Is there a chance McVay winds up in over his head? Absolutely. There is always that possibility when someone makes the assistant-to-head coach leap, but probably even more so for a guy as young and relatively inexperienced as McVay. If it works, though, this may finally get the Rams headed in the right direction. If nothing else, McVay’s presence ought to work in Goff’s favor, and that’s an important starting point.

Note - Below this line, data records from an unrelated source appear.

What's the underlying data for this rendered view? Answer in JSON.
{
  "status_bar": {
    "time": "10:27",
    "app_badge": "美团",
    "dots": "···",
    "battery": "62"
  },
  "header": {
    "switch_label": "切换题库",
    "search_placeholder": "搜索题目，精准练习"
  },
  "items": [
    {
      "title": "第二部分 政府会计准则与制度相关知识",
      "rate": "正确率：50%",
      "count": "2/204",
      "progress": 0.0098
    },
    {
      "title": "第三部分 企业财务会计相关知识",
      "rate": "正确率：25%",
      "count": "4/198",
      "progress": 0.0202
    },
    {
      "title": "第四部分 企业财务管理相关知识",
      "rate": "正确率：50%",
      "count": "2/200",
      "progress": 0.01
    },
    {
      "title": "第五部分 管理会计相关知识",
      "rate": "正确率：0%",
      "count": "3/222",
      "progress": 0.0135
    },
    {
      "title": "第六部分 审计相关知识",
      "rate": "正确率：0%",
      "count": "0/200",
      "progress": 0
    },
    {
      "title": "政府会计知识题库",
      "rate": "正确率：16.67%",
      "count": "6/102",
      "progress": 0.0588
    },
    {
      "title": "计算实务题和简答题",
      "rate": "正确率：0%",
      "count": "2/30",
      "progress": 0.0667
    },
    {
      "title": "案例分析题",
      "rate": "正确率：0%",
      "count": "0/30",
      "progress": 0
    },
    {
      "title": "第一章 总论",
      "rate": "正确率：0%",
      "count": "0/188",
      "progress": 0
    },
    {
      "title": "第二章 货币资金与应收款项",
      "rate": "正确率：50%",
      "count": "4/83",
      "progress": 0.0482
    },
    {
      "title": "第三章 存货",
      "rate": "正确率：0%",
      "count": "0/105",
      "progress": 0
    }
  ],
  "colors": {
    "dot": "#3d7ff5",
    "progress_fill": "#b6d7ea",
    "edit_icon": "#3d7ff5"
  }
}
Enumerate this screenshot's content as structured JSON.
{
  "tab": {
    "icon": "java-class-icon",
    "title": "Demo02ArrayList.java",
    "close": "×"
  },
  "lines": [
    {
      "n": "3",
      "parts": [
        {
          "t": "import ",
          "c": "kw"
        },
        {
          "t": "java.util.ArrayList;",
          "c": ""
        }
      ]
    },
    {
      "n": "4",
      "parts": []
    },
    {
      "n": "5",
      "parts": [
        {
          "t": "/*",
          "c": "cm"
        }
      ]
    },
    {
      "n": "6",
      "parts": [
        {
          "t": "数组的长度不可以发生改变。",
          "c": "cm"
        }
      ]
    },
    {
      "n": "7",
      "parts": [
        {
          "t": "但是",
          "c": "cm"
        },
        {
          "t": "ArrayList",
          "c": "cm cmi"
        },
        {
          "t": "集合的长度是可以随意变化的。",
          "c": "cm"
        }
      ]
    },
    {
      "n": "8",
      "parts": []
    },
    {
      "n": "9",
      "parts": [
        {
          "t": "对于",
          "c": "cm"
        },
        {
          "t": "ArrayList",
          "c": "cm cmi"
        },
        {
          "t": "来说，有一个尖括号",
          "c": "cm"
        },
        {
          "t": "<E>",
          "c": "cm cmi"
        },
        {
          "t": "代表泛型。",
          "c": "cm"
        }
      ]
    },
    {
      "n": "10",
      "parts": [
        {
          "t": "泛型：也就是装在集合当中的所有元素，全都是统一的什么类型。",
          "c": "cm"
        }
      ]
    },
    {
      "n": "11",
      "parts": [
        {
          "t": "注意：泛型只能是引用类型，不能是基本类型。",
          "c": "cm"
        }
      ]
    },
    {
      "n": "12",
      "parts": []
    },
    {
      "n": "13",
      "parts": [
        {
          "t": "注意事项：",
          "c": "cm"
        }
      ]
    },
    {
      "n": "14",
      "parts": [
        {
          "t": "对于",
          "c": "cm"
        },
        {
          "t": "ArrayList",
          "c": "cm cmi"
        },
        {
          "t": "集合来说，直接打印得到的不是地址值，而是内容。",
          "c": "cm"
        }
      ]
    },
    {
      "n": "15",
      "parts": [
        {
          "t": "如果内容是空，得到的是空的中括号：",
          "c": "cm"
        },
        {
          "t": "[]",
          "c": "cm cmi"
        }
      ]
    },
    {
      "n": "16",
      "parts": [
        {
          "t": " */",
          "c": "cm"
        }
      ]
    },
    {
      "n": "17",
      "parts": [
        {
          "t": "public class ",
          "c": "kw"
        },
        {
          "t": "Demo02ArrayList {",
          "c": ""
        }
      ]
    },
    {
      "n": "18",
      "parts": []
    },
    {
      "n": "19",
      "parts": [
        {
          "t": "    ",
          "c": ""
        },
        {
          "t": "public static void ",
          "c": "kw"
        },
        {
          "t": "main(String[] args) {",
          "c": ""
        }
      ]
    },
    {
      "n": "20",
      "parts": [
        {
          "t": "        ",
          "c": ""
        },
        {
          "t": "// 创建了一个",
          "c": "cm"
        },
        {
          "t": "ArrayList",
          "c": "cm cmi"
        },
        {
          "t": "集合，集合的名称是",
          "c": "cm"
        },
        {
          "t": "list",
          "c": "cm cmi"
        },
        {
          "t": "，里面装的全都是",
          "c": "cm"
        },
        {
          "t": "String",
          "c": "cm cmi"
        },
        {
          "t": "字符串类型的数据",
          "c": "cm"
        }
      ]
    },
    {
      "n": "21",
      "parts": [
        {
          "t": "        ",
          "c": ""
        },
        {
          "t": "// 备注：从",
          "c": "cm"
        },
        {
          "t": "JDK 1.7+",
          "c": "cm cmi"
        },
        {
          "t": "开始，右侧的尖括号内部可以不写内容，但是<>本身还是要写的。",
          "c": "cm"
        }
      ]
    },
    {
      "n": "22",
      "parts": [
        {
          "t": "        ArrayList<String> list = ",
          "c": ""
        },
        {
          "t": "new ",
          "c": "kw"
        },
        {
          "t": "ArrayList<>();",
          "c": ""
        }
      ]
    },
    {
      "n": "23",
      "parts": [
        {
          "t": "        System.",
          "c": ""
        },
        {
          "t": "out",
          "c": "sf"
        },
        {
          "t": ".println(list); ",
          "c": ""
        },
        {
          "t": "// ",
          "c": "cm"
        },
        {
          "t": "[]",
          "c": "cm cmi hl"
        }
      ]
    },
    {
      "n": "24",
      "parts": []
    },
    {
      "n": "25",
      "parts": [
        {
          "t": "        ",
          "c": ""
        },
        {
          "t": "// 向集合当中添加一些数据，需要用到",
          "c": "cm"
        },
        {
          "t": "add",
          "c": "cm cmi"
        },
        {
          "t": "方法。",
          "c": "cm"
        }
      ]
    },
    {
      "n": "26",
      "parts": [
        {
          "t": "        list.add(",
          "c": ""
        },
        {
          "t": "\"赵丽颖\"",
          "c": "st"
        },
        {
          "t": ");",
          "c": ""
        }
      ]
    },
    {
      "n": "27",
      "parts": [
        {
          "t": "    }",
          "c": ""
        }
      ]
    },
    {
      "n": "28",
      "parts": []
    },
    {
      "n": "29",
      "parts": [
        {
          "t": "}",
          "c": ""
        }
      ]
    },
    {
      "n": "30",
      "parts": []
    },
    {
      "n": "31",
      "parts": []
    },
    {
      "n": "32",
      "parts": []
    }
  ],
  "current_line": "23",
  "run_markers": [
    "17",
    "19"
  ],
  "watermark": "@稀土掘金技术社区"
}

Oh, and bonus points for announcing this hire on the same freaking day that the Chargers officially revealed they, too, would be moving to Los Angeles. Let the L.A. battle begin.